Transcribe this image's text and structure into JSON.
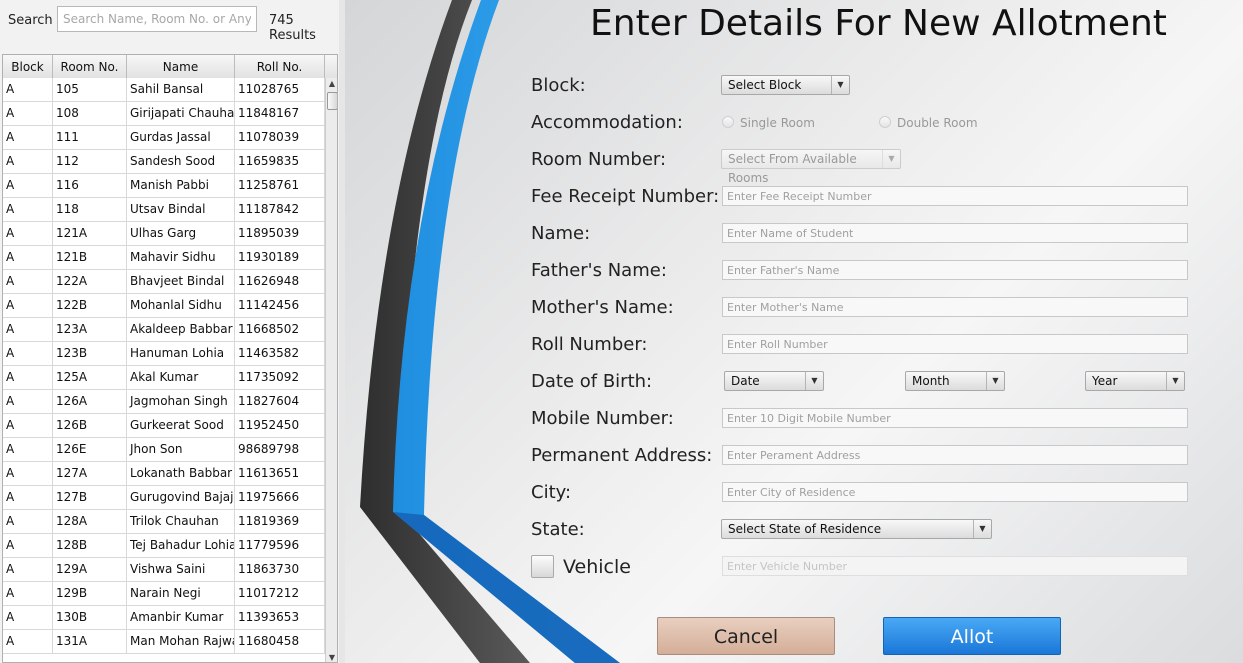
{
  "search": {
    "label": "Search",
    "placeholder": "Search Name, Room No. or Anything",
    "results": "745 Results"
  },
  "table": {
    "headers": [
      "Block",
      "Room No.",
      "Name",
      "Roll No."
    ],
    "rows": [
      [
        "A",
        "105",
        "Sahil Bansal",
        "11028765"
      ],
      [
        "A",
        "108",
        "Girijapati Chauhan",
        "11848167"
      ],
      [
        "A",
        "111",
        "Gurdas Jassal",
        "11078039"
      ],
      [
        "A",
        "112",
        "Sandesh Sood",
        "11659835"
      ],
      [
        "A",
        "116",
        "Manish Pabbi",
        "11258761"
      ],
      [
        "A",
        "118",
        "Utsav Bindal",
        "11187842"
      ],
      [
        "A",
        "121A",
        "Ulhas Garg",
        "11895039"
      ],
      [
        "A",
        "121B",
        "Mahavir Sidhu",
        "11930189"
      ],
      [
        "A",
        "122A",
        "Bhavjeet Bindal",
        "11626948"
      ],
      [
        "A",
        "122B",
        "Mohanlal Sidhu",
        "11142456"
      ],
      [
        "A",
        "123A",
        "Akaldeep Babbar",
        "11668502"
      ],
      [
        "A",
        "123B",
        "Hanuman Lohia",
        "11463582"
      ],
      [
        "A",
        "125A",
        "Akal Kumar",
        "11735092"
      ],
      [
        "A",
        "126A",
        "Jagmohan Singh",
        "11827604"
      ],
      [
        "A",
        "126B",
        "Gurkeerat Sood",
        "11952450"
      ],
      [
        "A",
        "126E",
        "Jhon Son",
        "98689798"
      ],
      [
        "A",
        "127A",
        "Lokanath Babbar",
        "11613651"
      ],
      [
        "A",
        "127B",
        "Gurugovind Bajaj",
        "11975666"
      ],
      [
        "A",
        "128A",
        "Trilok Chauhan",
        "11819369"
      ],
      [
        "A",
        "128B",
        "Tej Bahadur Lohia",
        "11779596"
      ],
      [
        "A",
        "129A",
        "Vishwa Saini",
        "11863730"
      ],
      [
        "A",
        "129B",
        "Narain Negi",
        "11017212"
      ],
      [
        "A",
        "130B",
        "Amanbir Kumar",
        "11393653"
      ],
      [
        "A",
        "131A",
        "Man Mohan Rajwal",
        "11680458"
      ]
    ]
  },
  "form": {
    "title": "Enter Details For New Allotment",
    "labels": {
      "block": "Block:",
      "accommodation": "Accommodation:",
      "room_number": "Room Number:",
      "fee_receipt": "Fee Receipt Number:",
      "name": "Name:",
      "father_name": "Father's Name:",
      "mother_name": "Mother's Name:",
      "roll_number": "Roll Number:",
      "dob": "Date of Birth:",
      "mobile": "Mobile Number:",
      "address": "Permanent Address:",
      "city": "City:",
      "state": "State:",
      "vehicle": "Vehicle"
    },
    "block_select": "Select Block",
    "single_room": "Single Room",
    "double_room": "Double Room",
    "room_select": "Select From Available Rooms",
    "placeholders": {
      "fee_receipt": "Enter Fee Receipt Number",
      "name": "Enter Name of Student",
      "father_name": "Enter Father's Name",
      "mother_name": "Enter Mother's Name",
      "roll_number": "Enter Roll Number",
      "mobile": "Enter 10 Digit Mobile Number",
      "address": "Enter Perament Address",
      "city": "Enter City of Residence",
      "vehicle": "Enter Vehicle Number"
    },
    "dob_date": "Date",
    "dob_month": "Month",
    "dob_year": "Year",
    "state_select": "Select State of Residence",
    "cancel": "Cancel",
    "allot": "Allot"
  },
  "colors": {
    "accent_blue": "#2196e8",
    "dark_stripe": "#444444",
    "cancel_bg": "#dcbba8",
    "allot_bg": "#2a8ce6"
  }
}
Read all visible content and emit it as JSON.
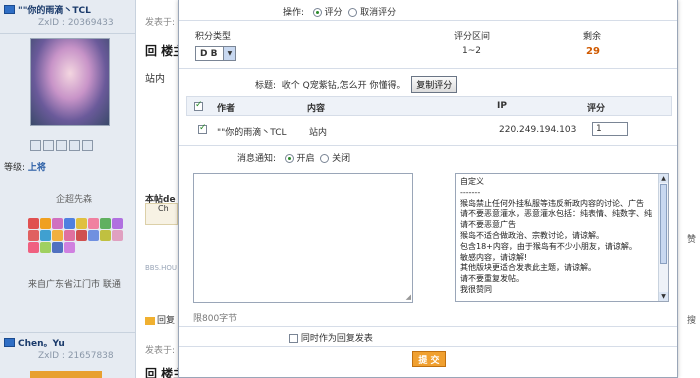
{
  "user1": {
    "name": "\"\"你的雨滴丶TCL",
    "zid": "ZxID : 20369433",
    "level_label": "等级:",
    "level_value": "上将",
    "sign": "企超先森",
    "location": "来自广东省江门市 联通"
  },
  "user2": {
    "name": "Chen。Yu",
    "zid": "ZxID : 21657838"
  },
  "post": {
    "meta": "发表于:",
    "title": "回 楼主",
    "body": "站内",
    "signature_prefix": "本帖de",
    "signature_box": "Ch",
    "bbs_url": "BBS.HOU",
    "reply": "回复",
    "meta2": "发表于:",
    "title2": "回 楼主(丶L)的帖子",
    "right_edge_1": "赞",
    "right_edge_2": "搜"
  },
  "dialog": {
    "operation_label": "操作:",
    "op_rate": "评分",
    "op_cancel": "取消评分",
    "score_type_label": "积分类型",
    "score_type_value": "D B",
    "range_label": "评分区间",
    "range_value": "1~2",
    "remaining_label": "剩余",
    "remaining_value": "29",
    "title_label": "标题:",
    "title_value": "收个 Q宠紫钻,怎么开 你懂得。",
    "copy_button": "复制评分",
    "table": {
      "col_author": "作者",
      "col_content": "内容",
      "col_ip": "IP",
      "col_score": "评分",
      "row_author": "\"\"你的雨滴丶TCL",
      "row_content": "站内",
      "row_ip": "220.249.194.103",
      "row_score": "1"
    },
    "notify_label": "消息通知:",
    "notify_on": "开启",
    "notify_off": "关闭",
    "char_limit": "限800字节",
    "also_reply": "同时作为回复发表",
    "submit": "提 交",
    "reason_lines": [
      "自定义",
      "-------",
      "猴岛禁止任何外挂私服等违反新政内容的讨论、广告",
      "请不要恶意灌水，恶意灌水包括：纯表情、纯数字、纯",
      "请不要恶意广告",
      "猴岛不适合做政治、宗教讨论，请谅解。",
      "包含18+内容，由于猴岛有不少小朋友，请谅解。",
      "敏感内容，请谅解!",
      "其他版块更适合发表此主题，请谅解。",
      "请不要重复发帖。",
      "我很赞同"
    ]
  },
  "colors": {
    "remaining": "#d05a00",
    "submit_bg": "#f0a030",
    "user_name": "#1a3a6b",
    "level_value": "#2a5ea6"
  }
}
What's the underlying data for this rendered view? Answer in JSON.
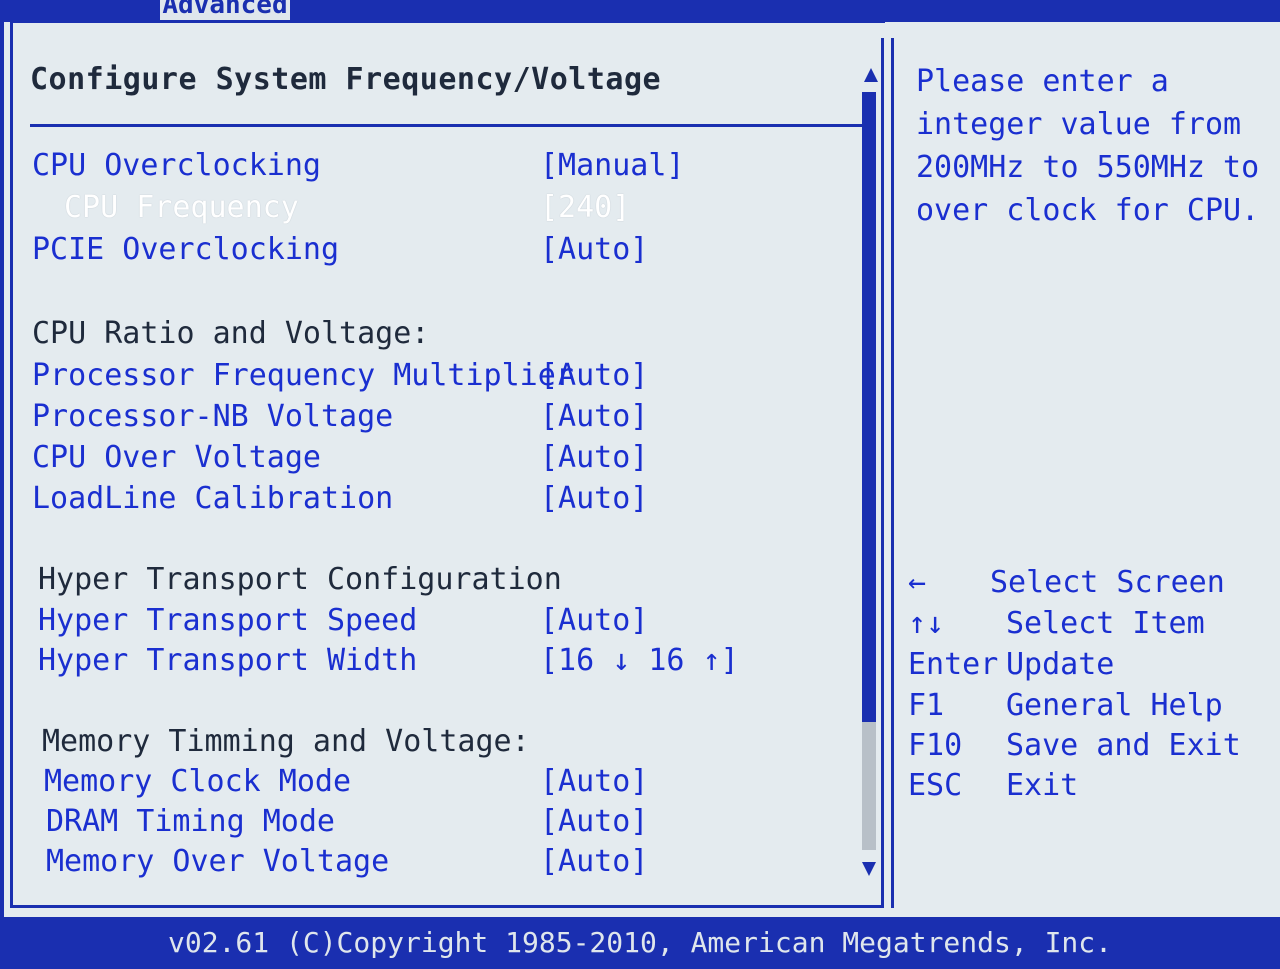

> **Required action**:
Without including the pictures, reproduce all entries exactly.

> **Solution to this task**:
Transcribe this image's text and structure into JSON.
{
  "search": {
    "label": "Search",
    "placeholder": "Search Name, Room No. or Anything",
    "results": "745 Results"
  },
  "table": {
    "headers": [
      "Block",
      "Room No.",
      "Name",
      "Roll No."
    ],
    "rows": [
      [
        "A",
        "105",
        "Sahil Bansal",
        "11028765"
      ],
      [
        "A",
        "108",
        "Girijapati Chauhan",
        "11848167"
      ],
      [
        "A",
        "111",
        "Gurdas Jassal",
        "11078039"
      ],
      [
        "A",
        "112",
        "Sandesh Sood",
        "11659835"
      ],
      [
        "A",
        "116",
        "Manish Pabbi",
        "11258761"
      ],
      [
        "A",
        "118",
        "Utsav Bindal",
        "11187842"
      ],
      [
        "A",
        "121A",
        "Ulhas Garg",
        "11895039"
      ],
      [
        "A",
        "121B",
        "Mahavir Sidhu",
        "11930189"
      ],
      [
        "A",
        "122A",
        "Bhavjeet Bindal",
        "11626948"
      ],
      [
        "A",
        "122B",
        "Mohanlal Sidhu",
        "11142456"
      ],
      [
        "A",
        "123A",
        "Akaldeep Babbar",
        "11668502"
      ],
      [
        "A",
        "123B",
        "Hanuman Lohia",
        "11463582"
      ],
      [
        "A",
        "125A",
        "Akal Kumar",
        "11735092"
      ],
      [
        "A",
        "126A",
        "Jagmohan Singh",
        "11827604"
      ],
      [
        "A",
        "126B",
        "Gurkeerat Sood",
        "11952450"
      ],
      [
        "A",
        "126E",
        "Jhon Son",
        "98689798"
      ],
      [
        "A",
        "127A",
        "Lokanath Babbar",
        "11613651"
      ],
      [
        "A",
        "127B",
        "Gurugovind Bajaj",
        "11975666"
      ],
      [
        "A",
        "128A",
        "Trilok Chauhan",
        "11819369"
      ],
      [
        "A",
        "128B",
        "Tej Bahadur Lohia",
        "11779596"
      ],
      [
        "A",
        "129A",
        "Vishwa Saini",
        "11863730"
      ],
      [
        "A",
        "129B",
        "Narain Negi",
        "11017212"
      ],
      [
        "A",
        "130B",
        "Amanbir Kumar",
        "11393653"
      ],
      [
        "A",
        "131A",
        "Man Mohan Rajwal",
        "11680458"
      ]
    ]
  },
  "form": {
    "title": "Enter Details For New Allotment",
    "labels": {
      "block": "Block:",
      "accommodation": "Accommodation:",
      "room_number": "Room Number:",
      "fee_receipt": "Fee Receipt Number:",
      "name": "Name:",
      "father_name": "Father's Name:",
      "mother_name": "Mother's Name:",
      "roll_number": "Roll Number:",
      "dob": "Date of Birth:",
      "mobile": "Mobile Number:",
      "address": "Permanent Address:",
      "city": "City:",
      "state": "State:",
      "vehicle": "Vehicle"
    },
    "block_select": "Select Block",
    "single_room": "Single Room",
    "double_room": "Double Room",
    "room_select": "Select From Available Rooms",
    "placeholders": {
      "fee_receipt": "Enter Fee Receipt Number",
      "name": "Enter Name of Student",
      "father_name": "Enter Father's Name",
      "mother_name": "Enter Mother's Name",
      "roll_number": "Enter Roll Number",
      "mobile": "Enter 10 Digit Mobile Number",
      "address": "Enter Perament Address",
      "city": "Enter City of Residence",
      "vehicle": "Enter Vehicle Number"
    },
    "dob_date": "Date",
    "dob_month": "Month",
    "dob_year": "Year",
    "state_select": "Select State of Residence",
    "cancel": "Cancel",
    "allot": "Allot"
  },
  "colors": {
    "accent_blue": "#2196e8",
    "dark_stripe": "#444444",
    "cancel_bg": "#dcbba8",
    "allot_bg": "#2a8ce6"
  }
}
Read all visible content and emit it as JSON.
{
  "user1": {
    "name": "\"\"你的雨滴丶TCL",
    "zid": "ZxID : 20369433",
    "level_label": "等级:",
    "level_value": "上将",
    "sign": "企超先森",
    "location": "来自广东省江门市 联通"
  },
  "user2": {
    "name": "Chen。Yu",
    "zid": "ZxID : 21657838"
  },
  "post": {
    "meta": "发表于:",
    "title": "回 楼主",
    "body": "站内",
    "signature_prefix": "本帖de",
    "signature_box": "Ch",
    "bbs_url": "BBS.HOU",
    "reply": "回复",
    "meta2": "发表于:",
    "title2": "回 楼主(丶L)的帖子",
    "right_edge_1": "赞",
    "right_edge_2": "搜"
  },
  "dialog": {
    "operation_label": "操作:",
    "op_rate": "评分",
    "op_cancel": "取消评分",
    "score_type_label": "积分类型",
    "score_type_value": "D B",
    "range_label": "评分区间",
    "range_value": "1~2",
    "remaining_label": "剩余",
    "remaining_value": "29",
    "title_label": "标题:",
    "title_value": "收个 Q宠紫钻,怎么开 你懂得。",
    "copy_button": "复制评分",
    "table": {
      "col_author": "作者",
      "col_content": "内容",
      "col_ip": "IP",
      "col_score": "评分",
      "row_author": "\"\"你的雨滴丶TCL",
      "row_content": "站内",
      "row_ip": "220.249.194.103",
      "row_score": "1"
    },
    "notify_label": "消息通知:",
    "notify_on": "开启",
    "notify_off": "关闭",
    "char_limit": "限800字节",
    "also_reply": "同时作为回复发表",
    "submit": "提 交",
    "reason_lines": [
      "自定义",
      "-------",
      "猴岛禁止任何外挂私服等违反新政内容的讨论、广告",
      "请不要恶意灌水，恶意灌水包括：纯表情、纯数字、纯",
      "请不要恶意广告",
      "猴岛不适合做政治、宗教讨论，请谅解。",
      "包含18+内容，由于猴岛有不少小朋友，请谅解。",
      "敏感内容，请谅解!",
      "其他版块更适合发表此主题，请谅解。",
      "请不要重复发帖。",
      "我很赞同"
    ]
  },
  "colors": {
    "remaining": "#d05a00",
    "submit_bg": "#f0a030",
    "user_name": "#1a3a6b",
    "level_value": "#2a5ea6"
  }
}
What's the underlying data for this rendered view? Answer in JSON.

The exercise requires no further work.